### What you will do
Return the lines below exactly, starting with the line that contains "Parse this screenshot: output" and stopping after the last line.

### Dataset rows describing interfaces
┏━━
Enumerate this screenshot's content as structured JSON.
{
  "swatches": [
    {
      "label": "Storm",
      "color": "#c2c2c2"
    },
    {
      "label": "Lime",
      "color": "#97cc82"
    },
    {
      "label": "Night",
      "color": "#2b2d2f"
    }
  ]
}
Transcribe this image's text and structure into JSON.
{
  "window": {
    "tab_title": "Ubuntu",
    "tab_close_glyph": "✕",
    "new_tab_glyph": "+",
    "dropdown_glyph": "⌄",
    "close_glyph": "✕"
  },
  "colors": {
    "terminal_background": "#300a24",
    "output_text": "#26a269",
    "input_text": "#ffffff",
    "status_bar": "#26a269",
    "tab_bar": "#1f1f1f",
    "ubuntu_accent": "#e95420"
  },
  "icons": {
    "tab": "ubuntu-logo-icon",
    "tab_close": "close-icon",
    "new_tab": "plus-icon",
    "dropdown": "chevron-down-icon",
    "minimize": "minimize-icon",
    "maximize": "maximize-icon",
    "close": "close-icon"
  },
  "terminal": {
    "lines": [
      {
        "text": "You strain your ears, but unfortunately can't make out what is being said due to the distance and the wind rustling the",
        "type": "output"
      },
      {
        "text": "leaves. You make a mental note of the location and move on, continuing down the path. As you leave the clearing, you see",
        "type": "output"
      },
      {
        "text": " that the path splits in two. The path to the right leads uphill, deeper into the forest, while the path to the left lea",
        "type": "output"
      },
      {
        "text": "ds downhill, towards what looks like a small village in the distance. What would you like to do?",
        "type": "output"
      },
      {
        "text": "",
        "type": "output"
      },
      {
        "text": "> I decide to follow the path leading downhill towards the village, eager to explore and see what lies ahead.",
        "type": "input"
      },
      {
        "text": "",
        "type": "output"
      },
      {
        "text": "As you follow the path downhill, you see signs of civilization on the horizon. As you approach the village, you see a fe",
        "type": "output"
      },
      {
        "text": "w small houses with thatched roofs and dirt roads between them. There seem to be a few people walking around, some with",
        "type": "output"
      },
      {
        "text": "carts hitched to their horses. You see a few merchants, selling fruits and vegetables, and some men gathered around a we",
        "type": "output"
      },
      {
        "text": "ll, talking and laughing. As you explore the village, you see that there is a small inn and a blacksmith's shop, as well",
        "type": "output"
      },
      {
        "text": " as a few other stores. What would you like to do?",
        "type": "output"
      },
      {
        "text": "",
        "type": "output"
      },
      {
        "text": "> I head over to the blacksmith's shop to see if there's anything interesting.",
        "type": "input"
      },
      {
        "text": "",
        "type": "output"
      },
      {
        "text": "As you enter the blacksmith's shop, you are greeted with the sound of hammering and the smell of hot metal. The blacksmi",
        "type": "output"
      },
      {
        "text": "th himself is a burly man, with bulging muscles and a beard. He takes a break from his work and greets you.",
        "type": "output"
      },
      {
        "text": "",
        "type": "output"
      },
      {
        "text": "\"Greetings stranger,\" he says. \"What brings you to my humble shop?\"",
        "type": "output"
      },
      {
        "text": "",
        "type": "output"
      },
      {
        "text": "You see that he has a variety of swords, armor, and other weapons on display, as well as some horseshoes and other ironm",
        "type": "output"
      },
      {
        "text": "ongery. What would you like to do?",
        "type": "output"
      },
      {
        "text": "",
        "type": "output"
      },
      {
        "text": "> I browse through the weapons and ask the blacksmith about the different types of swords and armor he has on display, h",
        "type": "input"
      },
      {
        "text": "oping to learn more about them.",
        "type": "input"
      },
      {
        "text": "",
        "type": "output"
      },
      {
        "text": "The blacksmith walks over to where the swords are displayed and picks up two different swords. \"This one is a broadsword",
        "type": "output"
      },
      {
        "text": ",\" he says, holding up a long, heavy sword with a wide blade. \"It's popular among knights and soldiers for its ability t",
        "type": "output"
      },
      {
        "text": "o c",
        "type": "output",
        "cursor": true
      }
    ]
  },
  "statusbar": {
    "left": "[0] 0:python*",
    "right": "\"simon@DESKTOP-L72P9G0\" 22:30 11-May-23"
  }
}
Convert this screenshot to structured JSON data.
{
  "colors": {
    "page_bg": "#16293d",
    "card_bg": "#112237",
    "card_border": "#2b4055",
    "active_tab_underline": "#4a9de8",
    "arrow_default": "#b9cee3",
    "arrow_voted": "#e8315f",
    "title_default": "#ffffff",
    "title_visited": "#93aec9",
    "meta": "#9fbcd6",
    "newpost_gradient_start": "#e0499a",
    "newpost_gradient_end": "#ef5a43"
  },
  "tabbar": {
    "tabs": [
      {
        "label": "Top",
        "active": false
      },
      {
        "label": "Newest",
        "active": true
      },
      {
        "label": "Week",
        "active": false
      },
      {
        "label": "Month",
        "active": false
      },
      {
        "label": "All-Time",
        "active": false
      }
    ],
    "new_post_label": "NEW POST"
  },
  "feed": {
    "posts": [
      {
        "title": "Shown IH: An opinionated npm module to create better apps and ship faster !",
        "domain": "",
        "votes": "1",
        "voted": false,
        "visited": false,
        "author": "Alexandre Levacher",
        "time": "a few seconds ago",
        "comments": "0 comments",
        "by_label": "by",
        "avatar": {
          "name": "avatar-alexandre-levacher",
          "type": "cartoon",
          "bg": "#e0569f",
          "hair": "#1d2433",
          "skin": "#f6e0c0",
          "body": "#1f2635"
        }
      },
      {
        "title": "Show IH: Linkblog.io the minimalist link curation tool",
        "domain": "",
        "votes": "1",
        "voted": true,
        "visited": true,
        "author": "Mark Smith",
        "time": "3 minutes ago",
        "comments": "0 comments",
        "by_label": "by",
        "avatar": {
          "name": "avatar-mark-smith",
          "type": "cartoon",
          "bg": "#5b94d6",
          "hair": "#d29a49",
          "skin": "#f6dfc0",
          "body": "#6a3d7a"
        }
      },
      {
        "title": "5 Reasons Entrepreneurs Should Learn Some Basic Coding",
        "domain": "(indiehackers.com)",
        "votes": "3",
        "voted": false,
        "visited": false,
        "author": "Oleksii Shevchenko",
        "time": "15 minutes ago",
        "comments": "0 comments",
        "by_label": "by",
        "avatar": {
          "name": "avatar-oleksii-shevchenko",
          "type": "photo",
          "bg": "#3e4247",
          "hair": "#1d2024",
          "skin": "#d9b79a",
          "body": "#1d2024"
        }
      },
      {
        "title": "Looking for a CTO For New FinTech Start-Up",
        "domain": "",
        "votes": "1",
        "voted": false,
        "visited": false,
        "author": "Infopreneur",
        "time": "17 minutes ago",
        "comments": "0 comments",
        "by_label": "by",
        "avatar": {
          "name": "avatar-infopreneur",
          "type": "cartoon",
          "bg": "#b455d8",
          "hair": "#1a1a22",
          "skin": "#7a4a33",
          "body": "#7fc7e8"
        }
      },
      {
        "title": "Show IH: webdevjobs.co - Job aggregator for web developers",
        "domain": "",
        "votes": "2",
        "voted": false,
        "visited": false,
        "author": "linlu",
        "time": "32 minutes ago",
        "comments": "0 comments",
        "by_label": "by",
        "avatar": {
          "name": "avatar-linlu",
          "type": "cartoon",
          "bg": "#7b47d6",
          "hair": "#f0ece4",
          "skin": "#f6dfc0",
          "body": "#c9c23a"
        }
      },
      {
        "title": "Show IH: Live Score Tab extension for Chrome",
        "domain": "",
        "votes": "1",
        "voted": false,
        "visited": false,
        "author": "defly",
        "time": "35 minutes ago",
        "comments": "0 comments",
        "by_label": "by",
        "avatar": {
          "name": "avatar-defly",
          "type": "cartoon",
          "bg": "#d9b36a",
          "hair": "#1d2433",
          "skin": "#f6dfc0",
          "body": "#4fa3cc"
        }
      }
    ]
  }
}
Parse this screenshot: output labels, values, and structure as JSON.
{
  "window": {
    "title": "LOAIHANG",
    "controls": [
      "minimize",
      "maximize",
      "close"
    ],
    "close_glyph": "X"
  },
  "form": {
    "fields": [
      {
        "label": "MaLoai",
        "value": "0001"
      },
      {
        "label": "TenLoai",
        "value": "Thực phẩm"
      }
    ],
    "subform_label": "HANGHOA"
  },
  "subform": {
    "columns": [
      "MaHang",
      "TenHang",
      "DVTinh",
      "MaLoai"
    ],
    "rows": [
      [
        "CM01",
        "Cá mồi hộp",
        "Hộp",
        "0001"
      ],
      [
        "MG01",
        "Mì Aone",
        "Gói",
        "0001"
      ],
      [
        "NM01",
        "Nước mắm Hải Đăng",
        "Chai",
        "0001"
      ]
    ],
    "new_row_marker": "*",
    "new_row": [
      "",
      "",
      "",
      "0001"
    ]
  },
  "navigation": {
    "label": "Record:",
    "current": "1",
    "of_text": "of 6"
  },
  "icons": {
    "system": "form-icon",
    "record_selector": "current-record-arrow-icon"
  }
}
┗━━
### Answer
Parse this screenshot: output labels, values, and structure as JSON.
{
  "window": {
    "title": "LOAIHANG",
    "controls": [
      "minimize",
      "maximize",
      "close"
    ],
    "close_glyph": "X"
  },
  "form": {
    "fields": [
      {
        "label": "MaLoai",
        "value": "0001"
      },
      {
        "label": "TenLoai",
        "value": "Thực phẩm"
      }
    ],
    "subform_label": "HANGHOA"
  },
  "subform": {
    "columns": [
      "MaHang",
      "TenHang",
      "DVTinh",
      "MaLoai"
    ],
    "rows": [
      [
        "CM01",
        "Cá mồi hộp",
        "Hộp",
        "0001"
      ],
      [
        "MG01",
        "Mì Aone",
        "Gói",
        "0001"
      ],
      [
        "NM01",
        "Nước mắm Hải Đăng",
        "Chai",
        "0001"
      ]
    ],
    "new_row_marker": "*",
    "new_row": [
      "",
      "",
      "",
      "0001"
    ]
  },
  "navigation": {
    "label": "Record:",
    "current": "1",
    "of_text": "of 6"
  },
  "icons": {
    "system": "form-icon",
    "record_selector": "current-record-arrow-icon"
  }
}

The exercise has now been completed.